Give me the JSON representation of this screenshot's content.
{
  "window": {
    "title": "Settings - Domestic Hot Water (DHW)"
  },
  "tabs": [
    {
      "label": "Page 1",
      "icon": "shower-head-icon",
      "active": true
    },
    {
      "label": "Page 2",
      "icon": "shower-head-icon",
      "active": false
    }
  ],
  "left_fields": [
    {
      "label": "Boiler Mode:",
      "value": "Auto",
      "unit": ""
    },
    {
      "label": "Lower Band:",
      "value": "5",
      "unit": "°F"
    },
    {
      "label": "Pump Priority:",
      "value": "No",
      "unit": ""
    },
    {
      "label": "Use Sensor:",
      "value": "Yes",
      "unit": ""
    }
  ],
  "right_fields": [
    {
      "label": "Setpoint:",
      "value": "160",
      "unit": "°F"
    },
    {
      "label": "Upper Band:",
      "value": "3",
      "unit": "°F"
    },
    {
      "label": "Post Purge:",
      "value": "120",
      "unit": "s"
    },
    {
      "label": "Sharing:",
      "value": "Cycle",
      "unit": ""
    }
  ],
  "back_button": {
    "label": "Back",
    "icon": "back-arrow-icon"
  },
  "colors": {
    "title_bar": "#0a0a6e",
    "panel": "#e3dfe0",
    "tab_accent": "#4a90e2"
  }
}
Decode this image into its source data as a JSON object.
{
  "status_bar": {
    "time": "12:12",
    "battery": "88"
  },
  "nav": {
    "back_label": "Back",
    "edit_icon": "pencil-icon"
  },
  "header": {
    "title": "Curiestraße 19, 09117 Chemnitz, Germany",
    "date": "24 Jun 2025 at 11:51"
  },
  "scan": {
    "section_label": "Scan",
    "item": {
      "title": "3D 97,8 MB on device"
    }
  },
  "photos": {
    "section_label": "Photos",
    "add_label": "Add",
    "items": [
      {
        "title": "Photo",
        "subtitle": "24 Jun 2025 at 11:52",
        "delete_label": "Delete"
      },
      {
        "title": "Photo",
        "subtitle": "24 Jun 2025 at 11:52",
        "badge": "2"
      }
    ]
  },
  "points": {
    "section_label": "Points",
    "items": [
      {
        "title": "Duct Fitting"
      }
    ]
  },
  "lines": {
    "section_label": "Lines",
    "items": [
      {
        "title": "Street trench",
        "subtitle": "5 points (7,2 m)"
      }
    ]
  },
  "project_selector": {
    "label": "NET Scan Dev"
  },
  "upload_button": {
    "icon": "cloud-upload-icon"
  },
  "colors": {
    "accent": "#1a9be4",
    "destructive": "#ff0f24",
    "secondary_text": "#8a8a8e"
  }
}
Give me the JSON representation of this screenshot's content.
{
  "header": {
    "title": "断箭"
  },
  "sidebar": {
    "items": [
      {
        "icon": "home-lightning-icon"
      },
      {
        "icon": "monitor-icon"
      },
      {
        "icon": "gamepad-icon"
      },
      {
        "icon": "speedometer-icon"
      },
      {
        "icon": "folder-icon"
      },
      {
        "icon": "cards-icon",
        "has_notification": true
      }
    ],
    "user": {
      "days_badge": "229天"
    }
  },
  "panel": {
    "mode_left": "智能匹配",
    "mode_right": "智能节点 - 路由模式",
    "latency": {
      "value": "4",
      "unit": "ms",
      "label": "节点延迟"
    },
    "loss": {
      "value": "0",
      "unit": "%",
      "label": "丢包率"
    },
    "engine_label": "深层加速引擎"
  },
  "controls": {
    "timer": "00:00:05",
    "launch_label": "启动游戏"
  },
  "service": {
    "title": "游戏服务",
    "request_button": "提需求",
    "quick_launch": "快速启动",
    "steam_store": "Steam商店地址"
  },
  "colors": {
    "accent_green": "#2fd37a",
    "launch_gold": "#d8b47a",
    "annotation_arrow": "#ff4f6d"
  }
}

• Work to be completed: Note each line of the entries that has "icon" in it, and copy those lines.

• The answer:
      "icon": "shower-head-icon",
      "icon": "shower-head-icon",
    "icon": "back-arrow-icon"
    "edit_icon": "pencil-icon"
    "icon": "cloud-upload-icon"
        "icon": "home-lightning-icon"
        "icon": "monitor-icon"
        "icon": "gamepad-icon"
        "icon": "speedometer-icon"
        "icon": "folder-icon"
        "icon": "cards-icon",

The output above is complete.